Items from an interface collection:

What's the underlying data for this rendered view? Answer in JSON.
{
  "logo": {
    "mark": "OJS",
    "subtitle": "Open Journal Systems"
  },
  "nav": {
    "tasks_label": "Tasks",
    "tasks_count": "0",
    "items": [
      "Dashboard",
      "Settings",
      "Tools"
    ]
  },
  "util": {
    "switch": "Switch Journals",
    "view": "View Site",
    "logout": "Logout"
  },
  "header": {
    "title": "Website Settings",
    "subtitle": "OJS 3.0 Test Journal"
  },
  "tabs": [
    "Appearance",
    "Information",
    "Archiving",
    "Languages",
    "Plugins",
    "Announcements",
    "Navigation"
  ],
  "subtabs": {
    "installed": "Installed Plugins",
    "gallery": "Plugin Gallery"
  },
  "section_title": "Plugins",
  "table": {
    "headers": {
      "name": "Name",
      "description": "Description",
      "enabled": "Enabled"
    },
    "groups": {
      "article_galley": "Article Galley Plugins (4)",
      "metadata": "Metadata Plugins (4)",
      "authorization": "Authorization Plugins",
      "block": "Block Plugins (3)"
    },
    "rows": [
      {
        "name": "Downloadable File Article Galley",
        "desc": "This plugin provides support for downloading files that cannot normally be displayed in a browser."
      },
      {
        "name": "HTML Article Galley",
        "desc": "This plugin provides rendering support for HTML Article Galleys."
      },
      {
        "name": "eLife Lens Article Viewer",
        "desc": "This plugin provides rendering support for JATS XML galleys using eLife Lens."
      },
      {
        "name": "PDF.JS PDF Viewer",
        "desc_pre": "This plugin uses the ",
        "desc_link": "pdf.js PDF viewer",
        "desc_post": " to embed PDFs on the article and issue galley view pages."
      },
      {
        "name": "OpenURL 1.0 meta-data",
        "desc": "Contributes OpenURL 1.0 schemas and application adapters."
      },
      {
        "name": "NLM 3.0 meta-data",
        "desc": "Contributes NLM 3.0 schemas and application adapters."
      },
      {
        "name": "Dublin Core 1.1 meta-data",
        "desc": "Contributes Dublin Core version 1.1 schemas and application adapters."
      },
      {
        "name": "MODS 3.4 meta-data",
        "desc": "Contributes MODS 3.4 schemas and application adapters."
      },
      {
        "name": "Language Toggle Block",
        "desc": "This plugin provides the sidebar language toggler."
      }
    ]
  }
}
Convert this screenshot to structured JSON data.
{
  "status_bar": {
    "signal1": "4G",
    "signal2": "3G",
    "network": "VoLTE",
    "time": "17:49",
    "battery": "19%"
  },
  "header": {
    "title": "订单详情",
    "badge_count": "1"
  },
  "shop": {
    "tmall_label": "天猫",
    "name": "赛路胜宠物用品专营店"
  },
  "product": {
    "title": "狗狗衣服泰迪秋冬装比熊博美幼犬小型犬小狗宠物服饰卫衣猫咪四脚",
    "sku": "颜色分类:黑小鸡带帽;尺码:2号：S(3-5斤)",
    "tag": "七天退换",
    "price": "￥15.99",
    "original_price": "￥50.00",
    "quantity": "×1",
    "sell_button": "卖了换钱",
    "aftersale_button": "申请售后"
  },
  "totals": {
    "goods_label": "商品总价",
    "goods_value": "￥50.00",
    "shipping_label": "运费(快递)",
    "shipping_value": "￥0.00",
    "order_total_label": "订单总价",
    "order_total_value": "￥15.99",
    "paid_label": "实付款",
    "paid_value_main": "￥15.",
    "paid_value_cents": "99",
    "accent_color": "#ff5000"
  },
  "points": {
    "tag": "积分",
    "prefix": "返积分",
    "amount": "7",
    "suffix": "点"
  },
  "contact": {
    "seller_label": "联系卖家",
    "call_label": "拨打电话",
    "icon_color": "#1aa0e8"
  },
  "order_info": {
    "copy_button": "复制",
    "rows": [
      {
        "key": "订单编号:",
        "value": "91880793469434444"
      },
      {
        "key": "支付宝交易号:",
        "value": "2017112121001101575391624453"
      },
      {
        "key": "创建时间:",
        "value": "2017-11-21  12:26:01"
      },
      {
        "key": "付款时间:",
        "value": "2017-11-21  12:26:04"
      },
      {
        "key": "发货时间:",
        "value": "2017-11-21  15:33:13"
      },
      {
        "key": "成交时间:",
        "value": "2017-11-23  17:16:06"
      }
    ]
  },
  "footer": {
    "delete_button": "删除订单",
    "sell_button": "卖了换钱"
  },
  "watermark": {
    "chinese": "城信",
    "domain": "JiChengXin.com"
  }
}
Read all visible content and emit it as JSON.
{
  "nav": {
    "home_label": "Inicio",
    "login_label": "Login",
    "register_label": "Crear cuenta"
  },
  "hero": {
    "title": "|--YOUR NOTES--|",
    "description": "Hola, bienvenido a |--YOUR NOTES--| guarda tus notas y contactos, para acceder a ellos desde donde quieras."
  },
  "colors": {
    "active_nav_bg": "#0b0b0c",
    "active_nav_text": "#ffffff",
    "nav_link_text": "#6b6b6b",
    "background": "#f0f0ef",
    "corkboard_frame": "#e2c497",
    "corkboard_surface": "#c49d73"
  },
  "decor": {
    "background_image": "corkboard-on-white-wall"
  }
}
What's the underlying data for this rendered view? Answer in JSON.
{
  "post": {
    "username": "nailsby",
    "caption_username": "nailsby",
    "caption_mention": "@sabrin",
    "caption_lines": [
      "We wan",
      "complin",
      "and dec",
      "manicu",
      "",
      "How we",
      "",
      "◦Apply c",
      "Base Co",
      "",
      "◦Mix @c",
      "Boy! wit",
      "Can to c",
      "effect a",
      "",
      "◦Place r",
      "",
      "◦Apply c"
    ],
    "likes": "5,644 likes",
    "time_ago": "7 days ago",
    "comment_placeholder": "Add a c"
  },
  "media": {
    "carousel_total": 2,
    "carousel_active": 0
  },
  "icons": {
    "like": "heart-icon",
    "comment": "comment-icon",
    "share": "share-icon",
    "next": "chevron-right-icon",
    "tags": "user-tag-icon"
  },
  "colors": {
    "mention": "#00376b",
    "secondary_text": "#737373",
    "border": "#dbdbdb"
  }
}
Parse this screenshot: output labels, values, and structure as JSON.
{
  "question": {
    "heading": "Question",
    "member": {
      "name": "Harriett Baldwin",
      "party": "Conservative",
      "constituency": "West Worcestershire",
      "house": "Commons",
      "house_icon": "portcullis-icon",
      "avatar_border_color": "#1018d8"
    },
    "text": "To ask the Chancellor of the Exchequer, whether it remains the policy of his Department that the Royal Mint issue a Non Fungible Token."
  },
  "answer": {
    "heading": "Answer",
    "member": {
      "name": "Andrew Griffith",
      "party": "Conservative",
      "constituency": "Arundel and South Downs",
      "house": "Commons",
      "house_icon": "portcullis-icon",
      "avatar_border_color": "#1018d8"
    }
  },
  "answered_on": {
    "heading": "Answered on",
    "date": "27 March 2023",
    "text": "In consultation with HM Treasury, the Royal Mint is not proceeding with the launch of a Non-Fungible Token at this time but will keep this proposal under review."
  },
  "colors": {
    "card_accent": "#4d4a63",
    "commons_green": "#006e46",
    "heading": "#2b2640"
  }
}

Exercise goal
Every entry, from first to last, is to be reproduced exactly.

Expected output
What's the underlying data for this rendered view? Answer in JSON.
{
  "logo": {
    "mark": "OJS",
    "subtitle": "Open Journal Systems"
  },
  "nav": {
    "tasks_label": "Tasks",
    "tasks_count": "0",
    "items": [
      "Dashboard",
      "Settings",
      "Tools"
    ]
  },
  "util": {
    "switch": "Switch Journals",
    "view": "View Site",
    "logout": "Logout"
  },
  "header": {
    "title": "Website Settings",
    "subtitle": "OJS 3.0 Test Journal"
  },
  "tabs": [
    "Appearance",
    "Information",
    "Archiving",
    "Languages",
    "Plugins",
    "Announcements",
    "Navigation"
  ],
  "subtabs": {
    "installed": "Installed Plugins",
    "gallery": "Plugin Gallery"
  },
  "section_title": "Plugins",
  "table": {
    "headers": {
      "name": "Name",
      "description": "Description",
      "enabled": "Enabled"
    },
    "groups": {
      "article_galley": "Article Galley Plugins (4)",
      "metadata": "Metadata Plugins (4)",
      "authorization": "Authorization Plugins",
      "block": "Block Plugins (3)"
    },
    "rows": [
      {
        "name": "Downloadable File Article Galley",
        "desc": "This plugin provides support for downloading files that cannot normally be displayed in a browser."
      },
      {
        "name": "HTML Article Galley",
        "desc": "This plugin provides rendering support for HTML Article Galleys."
      },
      {
        "name": "eLife Lens Article Viewer",
        "desc": "This plugin provides rendering support for JATS XML galleys using eLife Lens."
      },
      {
        "name": "PDF.JS PDF Viewer",
        "desc_pre": "This plugin uses the ",
        "desc_link": "pdf.js PDF viewer",
        "desc_post": " to embed PDFs on the article and issue galley view pages."
      },
      {
        "name": "OpenURL 1.0 meta-data",
        "desc": "Contributes OpenURL 1.0 schemas and application adapters."
      },
      {
        "name": "NLM 3.0 meta-data",
        "desc": "Contributes NLM 3.0 schemas and application adapters."
      },
      {
        "name": "Dublin Core 1.1 meta-data",
        "desc": "Contributes Dublin Core version 1.1 schemas and application adapters."
      },
      {
        "name": "MODS 3.4 meta-data",
        "desc": "Contributes MODS 3.4 schemas and application adapters."
      },
      {
        "name": "Language Toggle Block",
        "desc": "This plugin provides the sidebar language toggler."
      }
    ]
  }
}
Convert this screenshot to structured JSON data.
{
  "status_bar": {
    "signal1": "4G",
    "signal2": "3G",
    "network": "VoLTE",
    "time": "17:49",
    "battery": "19%"
  },
  "header": {
    "title": "订单详情",
    "badge_count": "1"
  },
  "shop": {
    "tmall_label": "天猫",
    "name": "赛路胜宠物用品专营店"
  },
  "product": {
    "title": "狗狗衣服泰迪秋冬装比熊博美幼犬小型犬小狗宠物服饰卫衣猫咪四脚",
    "sku": "颜色分类:黑小鸡带帽;尺码:2号：S(3-5斤)",
    "tag": "七天退换",
    "price": "￥15.99",
    "original_price": "￥50.00",
    "quantity": "×1",
    "sell_button": "卖了换钱",
    "aftersale_button": "申请售后"
  },
  "totals": {
    "goods_label": "商品总价",
    "goods_value": "￥50.00",
    "shipping_label": "运费(快递)",
    "shipping_value": "￥0.00",
    "order_total_label": "订单总价",
    "order_total_value": "￥15.99",
    "paid_label": "实付款",
    "paid_value_main": "￥15.",
    "paid_value_cents": "99",
    "accent_color": "#ff5000"
  },
  "points": {
    "tag": "积分",
    "prefix": "返积分",
    "amount": "7",
    "suffix": "点"
  },
  "contact": {
    "seller_label": "联系卖家",
    "call_label": "拨打电话",
    "icon_color": "#1aa0e8"
  },
  "order_info": {
    "copy_button": "复制",
    "rows": [
      {
        "key": "订单编号:",
        "value": "91880793469434444"
      },
      {
        "key": "支付宝交易号:",
        "value": "2017112121001101575391624453"
      },
      {
        "key": "创建时间:",
        "value": "2017-11-21  12:26:01"
      },
      {
        "key": "付款时间:",
        "value": "2017-11-21  12:26:04"
      },
      {
        "key": "发货时间:",
        "value": "2017-11-21  15:33:13"
      },
      {
        "key": "成交时间:",
        "value": "2017-11-23  17:16:06"
      }
    ]
  },
  "footer": {
    "delete_button": "删除订单",
    "sell_button": "卖了换钱"
  },
  "watermark": {
    "chinese": "城信",
    "domain": "JiChengXin.com"
  }
}
Read all visible content and emit it as JSON.
{
  "nav": {
    "home_label": "Inicio",
    "login_label": "Login",
    "register_label": "Crear cuenta"
  },
  "hero": {
    "title": "|--YOUR NOTES--|",
    "description": "Hola, bienvenido a |--YOUR NOTES--| guarda tus notas y contactos, para acceder a ellos desde donde quieras."
  },
  "colors": {
    "active_nav_bg": "#0b0b0c",
    "active_nav_text": "#ffffff",
    "nav_link_text": "#6b6b6b",
    "background": "#f0f0ef",
    "corkboard_frame": "#e2c497",
    "corkboard_surface": "#c49d73"
  },
  "decor": {
    "background_image": "corkboard-on-white-wall"
  }
}
What's the underlying data for this rendered view? Answer in JSON.
{
  "post": {
    "username": "nailsby",
    "caption_username": "nailsby",
    "caption_mention": "@sabrin",
    "caption_lines": [
      "We wan",
      "complin",
      "and dec",
      "manicu",
      "",
      "How we",
      "",
      "◦Apply c",
      "Base Co",
      "",
      "◦Mix @c",
      "Boy! wit",
      "Can to c",
      "effect a",
      "",
      "◦Place r",
      "",
      "◦Apply c"
    ],
    "likes": "5,644 likes",
    "time_ago": "7 days ago",
    "comment_placeholder": "Add a c"
  },
  "media": {
    "carousel_total": 2,
    "carousel_active": 0
  },
  "icons": {
    "like": "heart-icon",
    "comment": "comment-icon",
    "share": "share-icon",
    "next": "chevron-right-icon",
    "tags": "user-tag-icon"
  },
  "colors": {
    "mention": "#00376b",
    "secondary_text": "#737373",
    "border": "#dbdbdb"
  }
}
Parse this screenshot: output labels, values, and structure as JSON.
{
  "question": {
    "heading": "Question",
    "member": {
      "name": "Harriett Baldwin",
      "party": "Conservative",
      "constituency": "West Worcestershire",
      "house": "Commons",
      "house_icon": "portcullis-icon",
      "avatar_border_color": "#1018d8"
    },
    "text": "To ask the Chancellor of the Exchequer, whether it remains the policy of his Department that the Royal Mint issue a Non Fungible Token."
  },
  "answer": {
    "heading": "Answer",
    "member": {
      "name": "Andrew Griffith",
      "party": "Conservative",
      "constituency": "Arundel and South Downs",
      "house": "Commons",
      "house_icon": "portcullis-icon",
      "avatar_border_color": "#1018d8"
    }
  },
  "answered_on": {
    "heading": "Answered on",
    "date": "27 March 2023",
    "text": "In consultation with HM Treasury, the Royal Mint is not proceeding with the launch of a Non-Fungible Token at this time but will keep this proposal under review."
  },
  "colors": {
    "card_accent": "#4d4a63",
    "commons_green": "#006e46",
    "heading": "#2b2640"
  }
}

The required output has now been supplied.